Even more. I’m working more now than I did 20 years ago, producing more. Probably because I’m surer of things. I’m quite confident about what I’m doing. I know it’s interesting. I know because I see other people’s work and I know, mine is different. I know I’m on my own really a bit. I like [your]work, I saw [your]show at the Hayward. Very, very good, I thought. A memorable show.
Do you still draw in the more traditional way, in the way you first did when you left the Royal College?
Paul Smith, fashion designer
Yeah, I draw, I do. In 2013, I did about 30 portraits, charcoal drawings, quite conventional really, but not that conventional. They took two days to draw. From the age of 16 to the age of 20, all I did was really draw, because I was at the art school in Bradford and in Bradford you could be in the school from nine in the morning to nine at night, because as a full-time student, you could go in the evenings and you’d have a life class then. So I drew for four years. Well, you get better if you do this, anybody would, but not many people even try it now, that’s the problem. I did and I got better quickly.
I don’t know what art schools are like now, but I’m told they don’t do drawing. That seems a bit mad to me that. Drawing is going to be needed in the future. Video games and things, that’s people drawing. It’s always back to the drawing board. Always. Even on the computer, it’s back to the drawing board.

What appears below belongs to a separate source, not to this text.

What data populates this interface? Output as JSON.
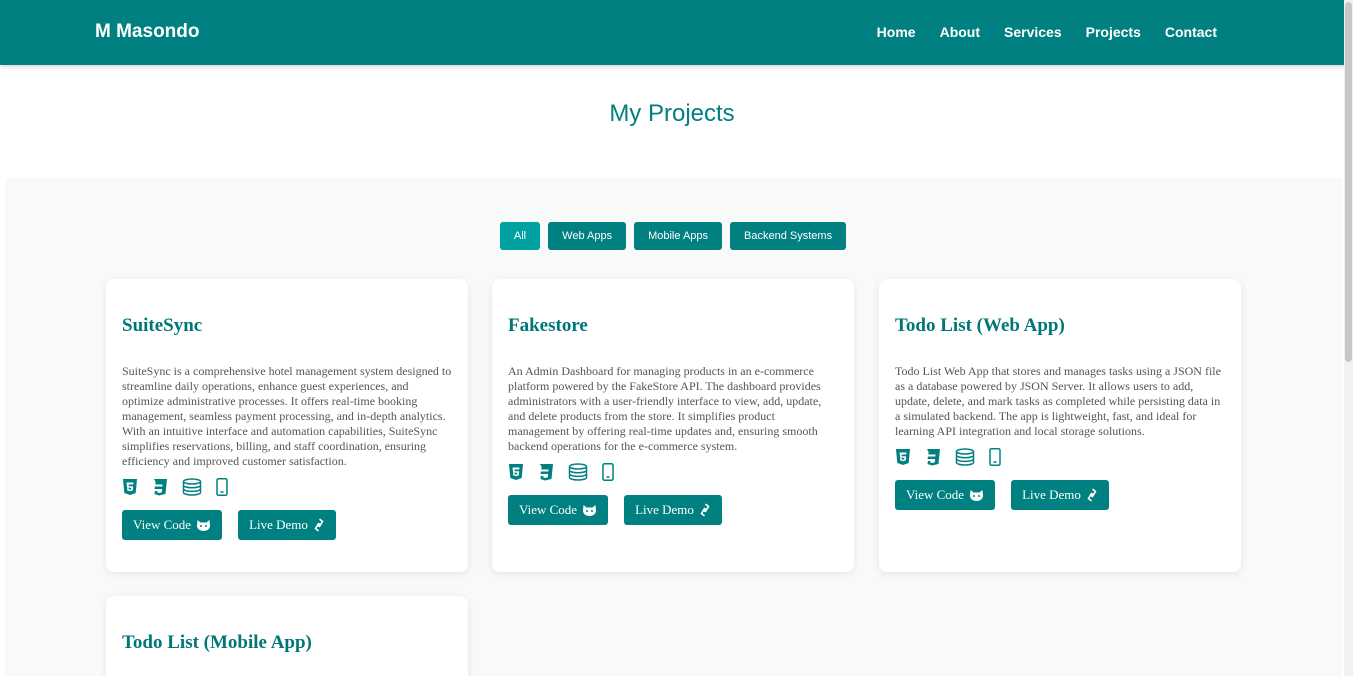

When are we going to see you? When can we take you out for dinner?
Sir Peter Blake, artist
I don’t know, but I’ve no plans to go back [to the UK]yet. I’m a bit reluctant to travel really. First of all, it’s a bit difficult travelling alone, because you have to hear things. And I’m working here, I’ve no reason to go to England at the moment. It’s probably over now, Bridlington. It was a very, very good inspiration, I didn’t plan to go to Bridlington, I just went there in about 2004 and I began doing watercolours and things. Peter’s nice, he’s an old friend, but I’m just going to stay here. Why give up work here?
How is drawing different using the iPad? Does drawing with the iPad give you the same feeling as drawing on paper?
Yinka Shonibare, artist
Well, no it doesn’t, because you are drawing on a sheet of glass. But on an iPad you can draw for ever and you can’t on a sheet of paper. And on an iPad you draw a bit differently, but that’s all you do. Drawing is 50,000 years old, isn’t it? I think it comes from very deep within us actually. When all those people in the 1970s were trying to give up drawing, I did go and see them and they said: “Oh, you don’t need to draw now.” And I did point out: “Well, why don’t you tell that to that little child there? Tell them you don’t need to draw and see what happens.” Young people draw, they start making marks, everybody does.
Source:: Arts Journal